“Normal College” was part of the “normal schooling” concept which trained teachers in methods of creating a consistent, “normalized” curriculum. Normal College in New York was a women’s college, but unusual in its commitment to accept Created by the New York State Legislature, Hunter was deemed the only approved institution for those seeking to teach in New York Cityknown for its impartiality regarding race, religion, ethnicity, financial or political favoritism; its pursuit of higher education for women; its high entry requirements; and its rigorous academics.
Thought leader, writer, speaker on the "capacity" of African Americans and Women
On February 16, 1892 she delivered an address to an audience of the Brooklyn Literary Union, called "Some Afro American Women of Mark" which has been referenced from its time of first presentation, through to contemporary books and dissertations today. She argued that through education, culture, and social organizations, there could be an erasing of "color line." She argued actively against the creation of a YMCA or YWCA for persons of color, for example, always looking to erase separation.
Founder, President, the Woman's Loyal Union
Financial Secretary, the Empire State Federation of Afro American Women's Clubs
Frazier led the initiative to create the Women's Auxiliary of the Old Fifteenth New York National Guard, she had put foundational plans in place well before the April 1917 declaration of war, at which point she became its president.
She acted as Sunday School Teacher and Church Missionary Society President at her church, St. Phillip’s Protestant Episcopal Church.
Challenges of Racial Prejudice
Miss Frazier made national headlines over several years in her insistence of obtaining a teaching position in New York City. As a successful graduate of Normal College, a college dedicated to training the best public school teachers, she was well prepared and entitled to teach in New York City. She testified that her application was advancing until it was discovered she was a person of color. She retained an attorney, filed a "writ of Mandamus"to force school authorities to execute their duties, but failed, with courts saying there could not be prejudice in the school authorities' decision.

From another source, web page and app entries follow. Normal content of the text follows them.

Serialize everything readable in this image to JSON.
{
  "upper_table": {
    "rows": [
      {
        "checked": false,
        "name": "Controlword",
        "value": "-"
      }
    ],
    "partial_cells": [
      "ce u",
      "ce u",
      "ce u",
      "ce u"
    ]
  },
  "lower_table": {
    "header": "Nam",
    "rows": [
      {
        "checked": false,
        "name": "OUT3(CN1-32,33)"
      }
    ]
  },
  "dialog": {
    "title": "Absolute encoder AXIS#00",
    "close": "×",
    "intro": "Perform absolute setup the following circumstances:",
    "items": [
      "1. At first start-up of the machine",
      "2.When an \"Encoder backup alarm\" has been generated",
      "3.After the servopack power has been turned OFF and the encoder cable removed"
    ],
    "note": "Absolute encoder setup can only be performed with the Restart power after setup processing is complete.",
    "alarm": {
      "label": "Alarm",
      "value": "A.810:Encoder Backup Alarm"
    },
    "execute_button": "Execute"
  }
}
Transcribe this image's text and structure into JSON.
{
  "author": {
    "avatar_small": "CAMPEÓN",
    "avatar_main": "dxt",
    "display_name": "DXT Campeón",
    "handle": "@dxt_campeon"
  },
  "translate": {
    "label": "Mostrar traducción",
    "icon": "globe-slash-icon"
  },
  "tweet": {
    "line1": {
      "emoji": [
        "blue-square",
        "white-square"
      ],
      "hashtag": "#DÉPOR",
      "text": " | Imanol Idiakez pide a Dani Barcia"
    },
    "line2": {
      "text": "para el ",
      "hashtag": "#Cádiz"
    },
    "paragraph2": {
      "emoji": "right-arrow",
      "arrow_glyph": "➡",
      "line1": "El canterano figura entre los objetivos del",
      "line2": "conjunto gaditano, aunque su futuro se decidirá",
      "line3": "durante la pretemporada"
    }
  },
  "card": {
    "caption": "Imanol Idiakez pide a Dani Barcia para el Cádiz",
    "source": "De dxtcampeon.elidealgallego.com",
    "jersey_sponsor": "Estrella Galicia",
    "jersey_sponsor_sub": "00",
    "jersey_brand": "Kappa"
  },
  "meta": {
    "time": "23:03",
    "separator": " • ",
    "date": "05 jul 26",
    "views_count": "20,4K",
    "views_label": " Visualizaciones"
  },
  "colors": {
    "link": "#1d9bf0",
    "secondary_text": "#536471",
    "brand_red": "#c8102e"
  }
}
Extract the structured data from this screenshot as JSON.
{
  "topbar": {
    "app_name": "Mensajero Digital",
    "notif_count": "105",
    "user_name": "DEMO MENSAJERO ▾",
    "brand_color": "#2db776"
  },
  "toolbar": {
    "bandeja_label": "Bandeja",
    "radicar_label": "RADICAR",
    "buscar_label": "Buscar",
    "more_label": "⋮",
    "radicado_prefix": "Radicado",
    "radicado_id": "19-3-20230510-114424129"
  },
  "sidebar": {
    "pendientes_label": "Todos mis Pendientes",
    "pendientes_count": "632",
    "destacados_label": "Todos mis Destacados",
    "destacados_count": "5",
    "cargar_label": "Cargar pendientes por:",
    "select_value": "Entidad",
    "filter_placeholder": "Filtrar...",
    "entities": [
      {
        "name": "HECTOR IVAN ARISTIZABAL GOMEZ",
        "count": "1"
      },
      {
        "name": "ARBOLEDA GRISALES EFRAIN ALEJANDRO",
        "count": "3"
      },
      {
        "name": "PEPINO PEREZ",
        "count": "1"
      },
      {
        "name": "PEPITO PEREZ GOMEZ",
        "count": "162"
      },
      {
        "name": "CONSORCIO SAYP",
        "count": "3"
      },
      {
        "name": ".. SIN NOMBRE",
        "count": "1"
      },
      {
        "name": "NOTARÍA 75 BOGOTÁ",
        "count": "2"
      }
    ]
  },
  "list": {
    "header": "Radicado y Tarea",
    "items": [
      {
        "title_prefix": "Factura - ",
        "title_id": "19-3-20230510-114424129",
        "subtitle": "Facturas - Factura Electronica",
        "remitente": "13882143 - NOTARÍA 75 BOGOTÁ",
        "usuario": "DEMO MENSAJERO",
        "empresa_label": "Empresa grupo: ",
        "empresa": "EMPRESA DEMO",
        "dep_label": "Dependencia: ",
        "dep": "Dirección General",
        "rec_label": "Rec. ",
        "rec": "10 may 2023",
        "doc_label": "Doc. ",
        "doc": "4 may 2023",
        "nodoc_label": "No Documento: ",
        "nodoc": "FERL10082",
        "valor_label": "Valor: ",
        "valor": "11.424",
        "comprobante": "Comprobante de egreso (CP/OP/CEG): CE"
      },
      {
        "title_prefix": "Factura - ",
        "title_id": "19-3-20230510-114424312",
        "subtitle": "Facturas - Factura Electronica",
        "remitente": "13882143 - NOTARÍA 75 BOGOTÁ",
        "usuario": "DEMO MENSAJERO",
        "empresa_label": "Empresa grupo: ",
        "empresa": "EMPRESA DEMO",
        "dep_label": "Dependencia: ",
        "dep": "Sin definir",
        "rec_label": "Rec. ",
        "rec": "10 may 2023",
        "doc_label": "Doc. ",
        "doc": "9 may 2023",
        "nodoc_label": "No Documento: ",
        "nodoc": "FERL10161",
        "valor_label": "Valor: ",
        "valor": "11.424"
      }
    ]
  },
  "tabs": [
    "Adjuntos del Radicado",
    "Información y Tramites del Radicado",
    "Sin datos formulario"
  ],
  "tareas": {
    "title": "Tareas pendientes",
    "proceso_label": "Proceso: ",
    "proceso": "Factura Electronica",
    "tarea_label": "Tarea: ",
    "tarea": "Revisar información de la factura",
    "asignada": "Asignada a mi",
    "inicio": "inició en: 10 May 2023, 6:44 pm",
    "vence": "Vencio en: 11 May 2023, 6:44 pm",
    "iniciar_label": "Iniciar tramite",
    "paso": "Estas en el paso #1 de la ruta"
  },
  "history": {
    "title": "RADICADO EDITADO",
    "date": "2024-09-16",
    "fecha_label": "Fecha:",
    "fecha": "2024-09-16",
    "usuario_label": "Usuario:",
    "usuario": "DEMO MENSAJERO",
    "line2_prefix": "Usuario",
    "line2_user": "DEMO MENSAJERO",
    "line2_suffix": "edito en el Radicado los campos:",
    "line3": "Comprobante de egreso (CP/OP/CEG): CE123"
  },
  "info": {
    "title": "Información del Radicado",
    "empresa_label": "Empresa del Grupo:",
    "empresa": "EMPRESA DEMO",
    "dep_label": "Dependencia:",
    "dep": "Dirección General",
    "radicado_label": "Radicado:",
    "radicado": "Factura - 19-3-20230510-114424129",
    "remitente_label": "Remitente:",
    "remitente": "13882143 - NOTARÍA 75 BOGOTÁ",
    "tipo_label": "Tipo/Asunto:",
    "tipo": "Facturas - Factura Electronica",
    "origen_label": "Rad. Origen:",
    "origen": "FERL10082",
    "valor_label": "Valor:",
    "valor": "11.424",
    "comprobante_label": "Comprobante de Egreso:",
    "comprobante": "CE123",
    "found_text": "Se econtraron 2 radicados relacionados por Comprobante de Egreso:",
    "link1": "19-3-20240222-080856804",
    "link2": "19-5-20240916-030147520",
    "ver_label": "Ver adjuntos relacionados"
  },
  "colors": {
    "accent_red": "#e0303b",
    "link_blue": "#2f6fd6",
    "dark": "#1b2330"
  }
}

She took it no further.
But no doubt due to her high profile, her extreme competence, and public arguments, she received an appointment a few months later, and held that position until her death.
Trip to Europe
Miss Frazier was honored on Lincoln's birthday by Company A of the Women's Police Reserve, 38th precinct.
From newspaper at the time: In her remarks she referred to the outcropping of the race prejudice which sought to prevent her from making the trip. It was alleged that an effort was made to buy her off when it was discovered that she was one of the successful contestants. But she could not be bought. To all of the propositions arguments and offers to prevent her sailing ,Miss Fraser returned the one answer, that she was standing on her rights as an American woman and would make the trip. On board the boat, an effort to seat her at a separate table, and a similar effort at the hotel in Paris were frustrated by Miss Frazier's ignoring the plan. The officer in charge of the party, in fact, was put to the necessity of apologizing to Miss Frazier for the seeming attempts at segregation. After overcoming these attempts of race prejudice,Miss Frazier declared that her trip through France and England was very pleasant."
The Rhinebeck Cemetery plot map indicates that Susan Elizabeth Frazier alone in one instance, and with her brother in two instances, was resonsible for purchasing the three large lots for the family. We do not know exactly when the Frazier family remains were removed from their family farm on Willow Glen Road in Milan. It could be the early 1920's.
Special and particular thanks to Beverly Kane of the Friends of Rhinebeck Cemetery for her research in locating the grave, her advice in developing the memorial, and her patience and persistence along the way. What appears simple can be a long journey.